Knowing whether to take your child to the doctor for a fever, rash or insect bite isn’t always a simple decision, especially if you’re a new parent.
“It’s easy to panic and make a trip to the hospital,” said Tamika Sellars, 30, of Topeka, and a single mom. Her son, Malachi Gamble, is 2.
She’s glad she received the book, “What To Do When Your Child Gets Sick,” through the Kansas Head Start Assn.
She believes the book has not only saved her from making unnecessary trips to the emergency room, but also from missing work. When her son’s temperature was high, she checked the book and realized that he had a slight fever that didn’t warrant a doctor’s appointment.
“It’s easy to read and it’s set up very simple,” she said.
The book covers 50 common childhood illnesses, injuries and health problems, such as cough, fever, diaper rash and bug bites. It is for parents of children from birth to age 10, and is written at a fifth-grade level so it’s easy to understand. For each health issue, it answers five questions:
• What is it?
• What do I see?
• What can I do at home?
• When do I call a doctor or nurse?
• What else should I know about it?
The book also comes with hands-on training on how to use it, which is the crucial piece, according to Mary Baskett, of Kansas Head Start.
“Many of our families don’t have very many, if any, books in the home. They certainly are not familiar with using books as a resource.”
She said often they get health information from a friend, family or television.
Sellars is among 6,000 Kansas parents who have received training and the book through Kansas Head Start during the past five years. A recent study shows these parents report:
• 39 percent fewer unnecessary doctor visits.
• 57 percent fewer emergency room visits.
• 60 percent fewer school days missed by children because of illness or injury.

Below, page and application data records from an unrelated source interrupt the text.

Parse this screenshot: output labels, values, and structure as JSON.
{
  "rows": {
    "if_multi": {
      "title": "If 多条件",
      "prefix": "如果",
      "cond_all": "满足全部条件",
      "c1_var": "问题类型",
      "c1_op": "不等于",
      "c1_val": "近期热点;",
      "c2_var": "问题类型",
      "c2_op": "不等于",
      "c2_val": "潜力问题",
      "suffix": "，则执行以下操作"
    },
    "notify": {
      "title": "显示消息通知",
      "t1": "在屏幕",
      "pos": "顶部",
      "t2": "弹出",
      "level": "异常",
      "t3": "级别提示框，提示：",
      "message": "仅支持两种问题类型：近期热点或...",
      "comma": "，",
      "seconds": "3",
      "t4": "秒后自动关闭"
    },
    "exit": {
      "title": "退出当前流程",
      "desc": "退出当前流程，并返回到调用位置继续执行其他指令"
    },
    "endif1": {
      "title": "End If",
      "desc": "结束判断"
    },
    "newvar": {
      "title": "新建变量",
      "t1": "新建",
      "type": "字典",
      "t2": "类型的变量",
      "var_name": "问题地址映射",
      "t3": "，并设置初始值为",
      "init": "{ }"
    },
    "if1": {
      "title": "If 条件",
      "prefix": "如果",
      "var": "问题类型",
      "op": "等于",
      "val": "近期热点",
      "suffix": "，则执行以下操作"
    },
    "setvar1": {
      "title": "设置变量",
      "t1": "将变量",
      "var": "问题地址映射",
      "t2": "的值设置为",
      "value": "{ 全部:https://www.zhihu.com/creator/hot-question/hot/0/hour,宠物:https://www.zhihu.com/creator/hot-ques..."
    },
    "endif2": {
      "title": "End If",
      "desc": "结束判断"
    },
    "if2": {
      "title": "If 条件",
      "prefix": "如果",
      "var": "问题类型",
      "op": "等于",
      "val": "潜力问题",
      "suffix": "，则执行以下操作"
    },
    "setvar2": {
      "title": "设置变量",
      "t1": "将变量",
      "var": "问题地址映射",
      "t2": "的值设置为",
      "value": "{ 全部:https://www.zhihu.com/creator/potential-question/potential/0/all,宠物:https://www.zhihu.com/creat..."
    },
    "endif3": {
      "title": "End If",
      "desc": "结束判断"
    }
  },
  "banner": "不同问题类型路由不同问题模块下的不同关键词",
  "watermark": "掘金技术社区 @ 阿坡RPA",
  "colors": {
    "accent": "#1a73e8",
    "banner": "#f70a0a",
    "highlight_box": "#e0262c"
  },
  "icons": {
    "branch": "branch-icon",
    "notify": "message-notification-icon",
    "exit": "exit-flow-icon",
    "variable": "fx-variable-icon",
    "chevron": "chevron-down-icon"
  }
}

• 47 percent fewer work days missed by parents because of children’s illness.
• 82 percent increased confidence in taking care of their children’s illnesses.

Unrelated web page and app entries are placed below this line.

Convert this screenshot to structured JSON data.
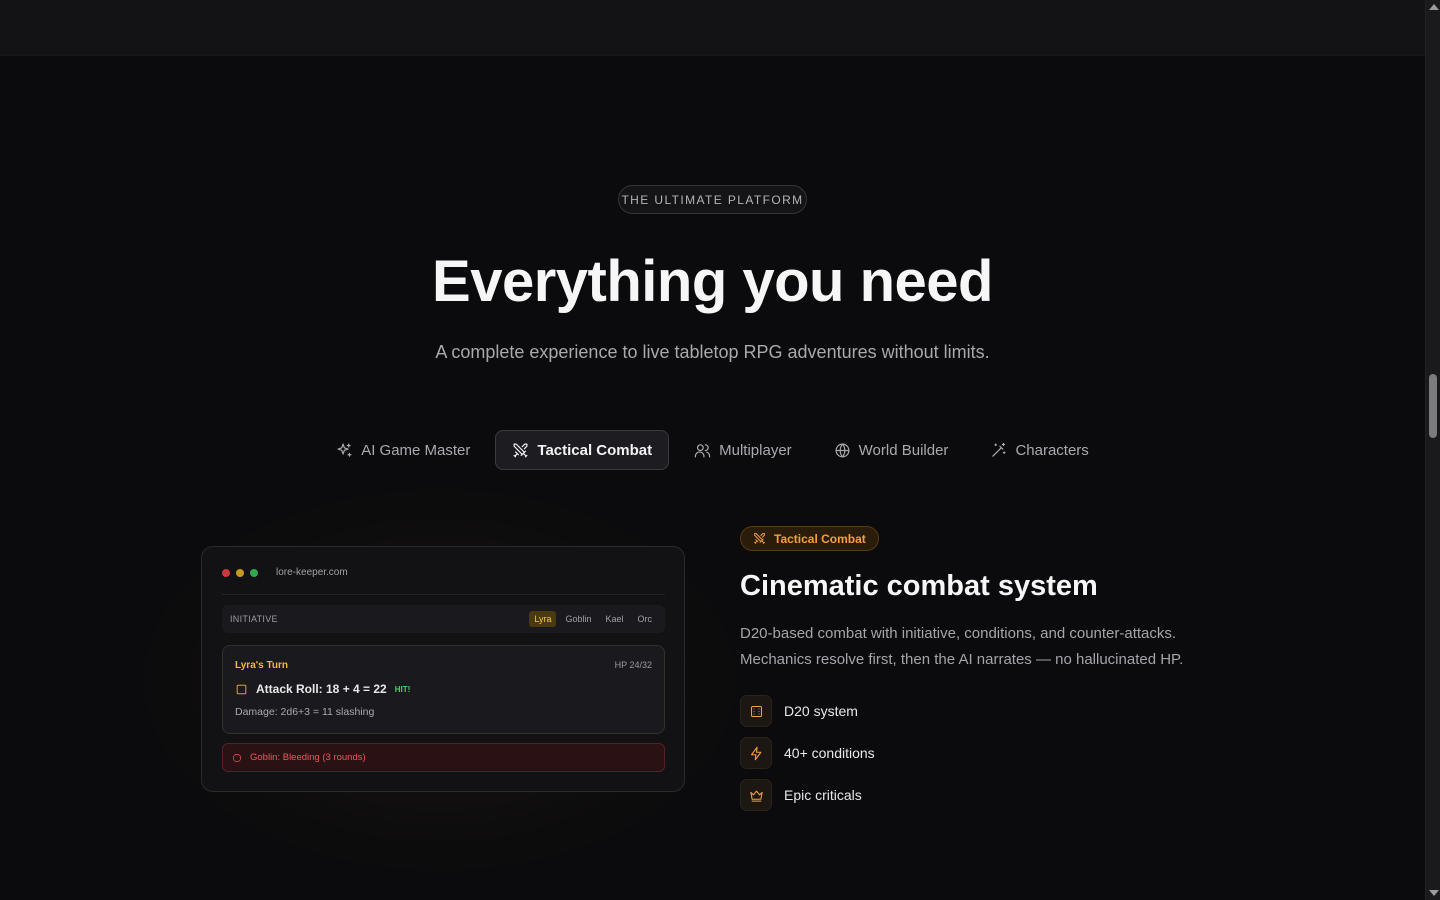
{
  "eyebrow": "THE ULTIMATE PLATFORM",
  "hero": {
    "title": "Everything you need",
    "subtitle": "A complete experience to live tabletop RPG adventures without limits."
  },
  "tabs": [
    {
      "label": "AI Game Master",
      "icon": "sparkles-icon",
      "active": false
    },
    {
      "label": "Tactical Combat",
      "icon": "crossed-swords-icon",
      "active": true
    },
    {
      "label": "Multiplayer",
      "icon": "users-icon",
      "active": false
    },
    {
      "label": "World Builder",
      "icon": "globe-icon",
      "active": false
    },
    {
      "label": "Characters",
      "icon": "magic-wand-icon",
      "active": false
    }
  ],
  "mock": {
    "url": "lore-keeper.com",
    "initiative_label": "INITIATIVE",
    "initiative": [
      "Lyra",
      "Goblin",
      "Kael",
      "Orc"
    ],
    "turn_name": "Lyra's Turn",
    "hp": "HP 24/32",
    "roll": "Attack Roll: 18 + 4 = 22",
    "hit": "HIT!",
    "damage": "Damage: 2d6+3 = 11 slashing",
    "condition": "Goblin: Bleeding (3 rounds)"
  },
  "feature": {
    "badge": "Tactical Combat",
    "title": "Cinematic combat system",
    "description": "D20-based combat with initiative, conditions, and counter-attacks. Mechanics resolve first, then the AI narrates — no hallucinated HP.",
    "items": [
      {
        "label": "D20 system",
        "icon": "dice-icon"
      },
      {
        "label": "40+ conditions",
        "icon": "lightning-icon"
      },
      {
        "label": "Epic criticals",
        "icon": "crown-icon"
      }
    ]
  },
  "colors": {
    "accent": "#f5a03a",
    "background": "#0b0b0d",
    "hit": "#3fd66b",
    "danger": "#f0484f"
  }
}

With such promising results, the United Methodist Health Ministry and Kansas Head Start Assn. are eager to get the book in more parents’ hands. Since 2007, United Methodist Health Ministry has provided $240,000 in grants for a Parent Health Literacy Project, including a $112,000, two-year grant in January.
With the grant, Kansas Head Start is providing books and training on how to use the books in hospitals, safety net clinics and other health organizations. It started in the Northeast Kansas region.

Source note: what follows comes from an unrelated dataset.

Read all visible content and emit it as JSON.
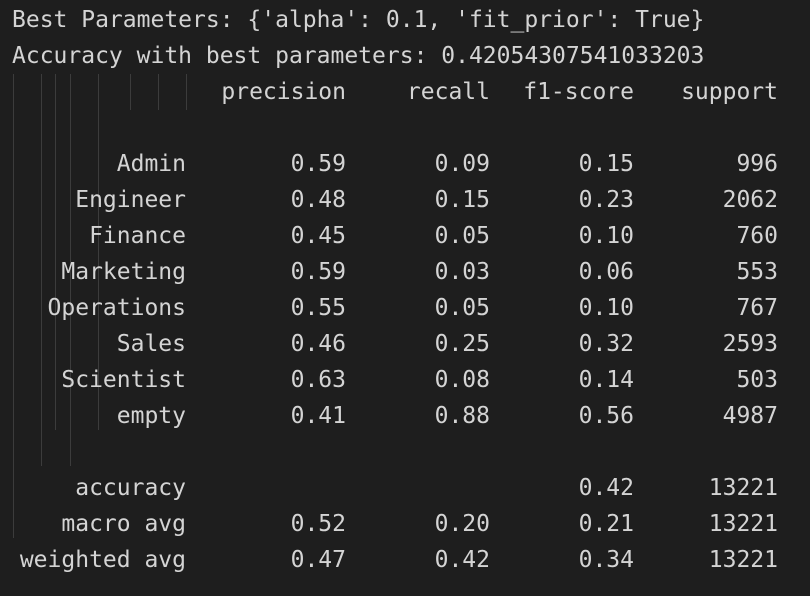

Since June, the book has been offered through Lawrence safety net clinics, Lawrence Memorial Hospital classes on newborn and baby care, and the Lawrence-Douglas County Health Department.
Lawrence residents Hossein Jooya and Kobra Nasiri, and their 1-month-old son, Milan Jooya, were at the health department on Thursday afternoon for a checkup with WIC (Women, Infants and Children) program coordinator Jennifer Church.
During the appointment, she handed them the book and reviewed how to use it.
They were grateful to have the information at their fingertips, especially because they don’t have any immediate family nearby. They tend to “google” things.
“It’s helpful, especially since this is our first child,” Nasiri said.
Deborah Boulware O’Neal, Parent Health Literacy Project director, said the goal is to have these books available in places besides Head Start throughout the state by 2012.
Plans also are under way to have the first Kansas Health Literacy Summit in June in Lawrence. It would target people who are involved in health care.
“We really feel like health literacy can help us raise the level of health for Kansans and also help to control the costs of insurance and costs of health care to the state,” she said.
At Lawrence Memorial Hospital, 3 percent of its patients use the ER for non-urgent care — for treatment of such maladies as a rash, earache, or short-term upper respiratory infection — and could be seen elsewhere.
Another 33 percent fall into a gray area, those people who perhaps could be seen elsewhere.
ABOUT HEALTH LITERACY
There’s a national movement to improve health literacy because it not only improves one’s health, but it reduces costs on the health system.
So, what is health literacy?
It is an individual’s ability to read, understand and use health care information to make decisions and follow instructions for treatment. Studies reveal that up to half of patients cannot understand basic health care information.
According to the American Medical Association, poor health literacy is “a stronger predictor of a person’s health than age, income, employment status, education level and race.”
Vulnerable populations include: elderly, minority populations, immigrants, low-income individuals and people who have chronic mental and/or physical conditions.